8, 9 The plaintiff filed two motions in this appeal, both of which were taken with the case. The first motion is one to dismiss the appeal pursuant to Supreme Court Rule 342 (Ill. Rev. Stat. 1977, ch. 110A, par 342) for defendant's failure to file an abstract of record or excerpts from the record. Defendant subsequently filed a motion to excuse the filing of abstracts or excerpts of record which was also taken with this case on oral argument. In the interest of doing substantial justice between the litigants, we grant defendant's motion to excuse the filing of abstracts or excerpts and accordingly deny plaintiff's motion to dismiss the appeal on that ground. Plaintiff has also moved to dismiss the appeal for the defendant's failure to post any security for costs on this appeal pursuant to Supreme Court Rule 364 (Ill. Rev. Stat. 1977, ch. 110A, par. 364), alleging evidence of the defendant's insolvency. Defendant's brief and arguments set forth a prima facie meritorious ground for appeal.

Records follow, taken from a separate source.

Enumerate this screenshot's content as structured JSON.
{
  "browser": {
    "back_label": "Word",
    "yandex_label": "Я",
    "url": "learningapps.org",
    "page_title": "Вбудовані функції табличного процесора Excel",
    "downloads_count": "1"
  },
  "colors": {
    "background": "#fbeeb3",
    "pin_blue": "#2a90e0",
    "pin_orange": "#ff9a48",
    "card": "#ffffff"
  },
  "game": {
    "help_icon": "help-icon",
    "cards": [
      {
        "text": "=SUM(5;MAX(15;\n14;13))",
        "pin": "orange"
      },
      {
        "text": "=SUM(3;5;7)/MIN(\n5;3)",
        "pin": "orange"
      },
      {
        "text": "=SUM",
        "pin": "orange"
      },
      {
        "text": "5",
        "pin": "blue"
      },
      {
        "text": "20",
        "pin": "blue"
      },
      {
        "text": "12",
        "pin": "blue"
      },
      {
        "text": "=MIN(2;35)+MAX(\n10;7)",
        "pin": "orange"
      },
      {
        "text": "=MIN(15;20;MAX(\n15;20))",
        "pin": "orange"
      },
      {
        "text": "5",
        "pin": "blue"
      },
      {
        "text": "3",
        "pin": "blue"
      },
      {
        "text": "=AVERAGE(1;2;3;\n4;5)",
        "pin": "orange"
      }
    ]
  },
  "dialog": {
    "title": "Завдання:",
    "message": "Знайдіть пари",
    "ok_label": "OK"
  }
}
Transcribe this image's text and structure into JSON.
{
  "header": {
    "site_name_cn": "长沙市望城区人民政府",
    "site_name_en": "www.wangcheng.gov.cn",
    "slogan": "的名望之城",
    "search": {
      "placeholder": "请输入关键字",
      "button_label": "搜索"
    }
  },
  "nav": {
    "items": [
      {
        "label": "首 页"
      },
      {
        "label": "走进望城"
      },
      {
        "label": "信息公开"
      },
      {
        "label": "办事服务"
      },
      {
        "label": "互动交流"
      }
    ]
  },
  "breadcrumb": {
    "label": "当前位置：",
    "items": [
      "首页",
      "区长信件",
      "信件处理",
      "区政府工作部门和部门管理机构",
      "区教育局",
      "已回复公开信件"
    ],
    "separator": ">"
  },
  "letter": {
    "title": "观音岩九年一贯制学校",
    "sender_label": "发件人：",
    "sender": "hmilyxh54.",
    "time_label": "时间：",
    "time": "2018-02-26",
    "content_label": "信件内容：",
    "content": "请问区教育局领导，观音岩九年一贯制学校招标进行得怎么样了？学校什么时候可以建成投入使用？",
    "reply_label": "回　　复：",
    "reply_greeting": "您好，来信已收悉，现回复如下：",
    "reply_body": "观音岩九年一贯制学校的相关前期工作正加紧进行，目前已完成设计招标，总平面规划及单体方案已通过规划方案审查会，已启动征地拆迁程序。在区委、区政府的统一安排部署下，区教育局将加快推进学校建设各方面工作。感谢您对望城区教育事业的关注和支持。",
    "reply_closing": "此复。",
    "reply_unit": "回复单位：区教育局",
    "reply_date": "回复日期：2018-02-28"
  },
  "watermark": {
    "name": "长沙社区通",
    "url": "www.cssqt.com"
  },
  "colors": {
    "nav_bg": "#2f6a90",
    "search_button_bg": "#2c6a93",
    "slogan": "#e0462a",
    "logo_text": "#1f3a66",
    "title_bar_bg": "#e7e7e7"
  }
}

Consistent with the reasoning of Petrouskas v. Kipinis (1976), 43 Ill. App.3d 730, 357 N.E.2d 170, in an exercise of our discretion, we will waive the posting of security in this appeal and deny the plaintiff's motion to dismiss.
For the reasons stated the judgment of the Circuit Court of Will County is vacated; judgment is entered in favor of plaintiff and against defendant in the amount of $88,928.66, and the cause is remanded and the circuit ...